Another change has been the acquisition in 2002 of a ten-acre adjacent property on State Road. This brought the arboretum’s total holdings to seventy acres and gave it a place to build a greenhouse for nurturing seedlings. The greenhouse provides a more controlled environment in which seedlings can be protected against hazards such as animals and early frosts. “Polly didn’t have this,” says Tim, “but she always wanted one.”

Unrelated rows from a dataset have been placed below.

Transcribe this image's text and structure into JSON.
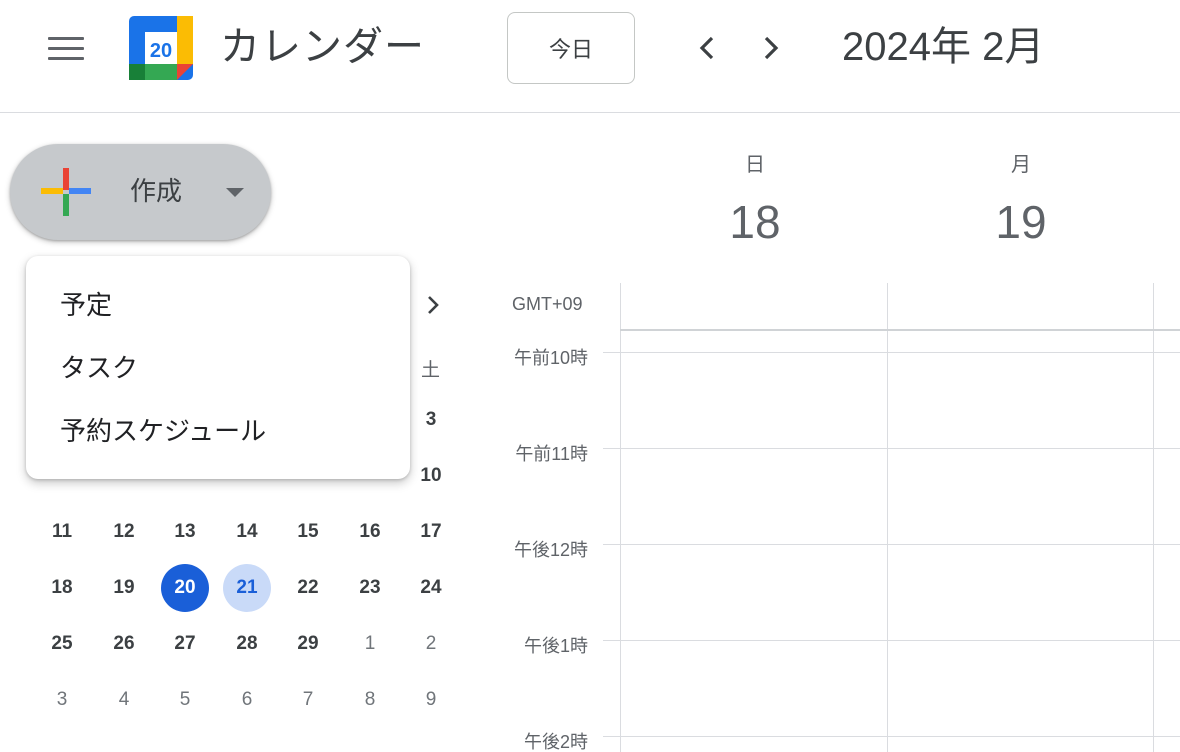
{
  "header": {
    "app_title": "カレンダー",
    "logo_day": "20",
    "today_label": "今日",
    "current_month": "2024年 2月"
  },
  "create": {
    "label": "作成"
  },
  "menu": {
    "items": [
      "予定",
      "タスク",
      "予約スケジュール"
    ]
  },
  "mini_calendar": {
    "weekday_visible": "土",
    "rows": [
      [
        {
          "d": "3",
          "other": false
        }
      ],
      [
        {
          "d": "10",
          "other": false
        }
      ],
      [
        {
          "d": "11",
          "other": false
        },
        {
          "d": "12",
          "other": false
        },
        {
          "d": "13",
          "other": false
        },
        {
          "d": "14",
          "other": false
        },
        {
          "d": "15",
          "other": false
        },
        {
          "d": "16",
          "other": false
        },
        {
          "d": "17",
          "other": false
        }
      ],
      [
        {
          "d": "18",
          "other": false
        },
        {
          "d": "19",
          "other": false
        },
        {
          "d": "20",
          "other": false,
          "selected": true
        },
        {
          "d": "21",
          "other": false,
          "today": true
        },
        {
          "d": "22",
          "other": false
        },
        {
          "d": "23",
          "other": false
        },
        {
          "d": "24",
          "other": false
        }
      ],
      [
        {
          "d": "25",
          "other": false
        },
        {
          "d": "26",
          "other": false
        },
        {
          "d": "27",
          "other": false
        },
        {
          "d": "28",
          "other": false
        },
        {
          "d": "29",
          "other": false
        },
        {
          "d": "1",
          "other": true
        },
        {
          "d": "2",
          "other": true
        }
      ],
      [
        {
          "d": "3",
          "other": true
        },
        {
          "d": "4",
          "other": true
        },
        {
          "d": "5",
          "other": true
        },
        {
          "d": "6",
          "other": true
        },
        {
          "d": "7",
          "other": true
        },
        {
          "d": "8",
          "other": true
        },
        {
          "d": "9",
          "other": true
        }
      ]
    ]
  },
  "week": {
    "days": [
      {
        "dow": "日",
        "num": "18"
      },
      {
        "dow": "月",
        "num": "19"
      }
    ],
    "timezone": "GMT+09",
    "hours": [
      "午前10時",
      "午前11時",
      "午後12時",
      "午後1時",
      "午後2時"
    ]
  },
  "colors": {
    "blue": "#1a5fd8",
    "today_bg": "#c9daf8",
    "create_bg": "#c6c9cc"
  }
}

Among the plants grown in the new greenhouse is a tree native to the southeastern United States called Franklinia alatamaha, named for both Benjamin Franklin and a river in Georgia. This particular tree has been extinct in the wild since the early 1800s, but it is cultivated by horticultural institutions around the country that have rare plant conservation and preservation among their goals. Closer to home is the arboretum’s trademarked MV Wildtype program, launched in 2006, which aims to produce native Vineyard plants from seed collected in the wild on the Island, and provide these plants (through sales) to the community. By encouraging greater use of native plants – particularly to prevent fragmentation of habitat – the program also seeks to fend off species extinction.

In conjunction with MV Wildtype, the arboretum is recording the location of native plants in the wild using information gathered when collecting point-of-origin seeds. With global information system (GIS) digital technology, the arboretum can pinpoint plants in the wild within a ten-foot radius. Over time, the organization hopes to have a complete map, available on the Internet, of all the wild flora on the islands that make up Dukes County.

Tim wants the arboretum’s name shouted from the rooftops, but, he says, “We’re still suffering from ‘best-kept secret on the Island syndrome.’” Linda McGuire says Vineyarders tend to get caught up in their own little worlds and can overlook the Island’s natural treasures. “Think of how few people you see when you’re out on the Island’s walking trails,” she points out. “We just don’t think of ourselves as having something of this kind of national prominence.”

One way the arboretum is working to promote itself is through its education programs. With walking tours of the property, an adult lecture series, and on-site classes for about five hundred Island schoolchildren a year, the arboretum seeks to teach the public not only about the ornamental value of plants in the landscape, but also about the importance of plants in the web of life. Particularly given the lure of computers and electronics, says Tim, “getting kids into nature is huge.” By nurturing kids’ interest in the natural world, he adds, “we hope to create a generation of new Pollys.”

Linda teaches workshops for school groups and says the program’s goal is not just to familiarize children with the arboretum, but also to give them a sense of the life that is surging all around them. She tells a story of coming across Polly, sitting in the cart she drove around the property, just after a rainstorm: “She didn’t turn around as I approached,” says Linda, “but she must have sensed I was there. She said, ‘Isn’t it just beautiful? Doesn’t it smell just wonderful?’ This is what we want for the kids and our other visitors – an awareness of life that includes the drops of rain on the leaves and the smells of the different pines scenting everything.”

Tim and other arboretum staff are also working hard to increase membership (currently 650) and the number of visitors to the property (13,600 in 2009). The organization has created several free events to bring in newcomers, including an annual solstice celebration, a series of wintertime walks, and a class on identifying native plants.

In the meantime, quietly and with determination, the organization carries on, evolving while preserving the original goals of its founder, and always, always following her simple but critical advice: “Just keep planting.”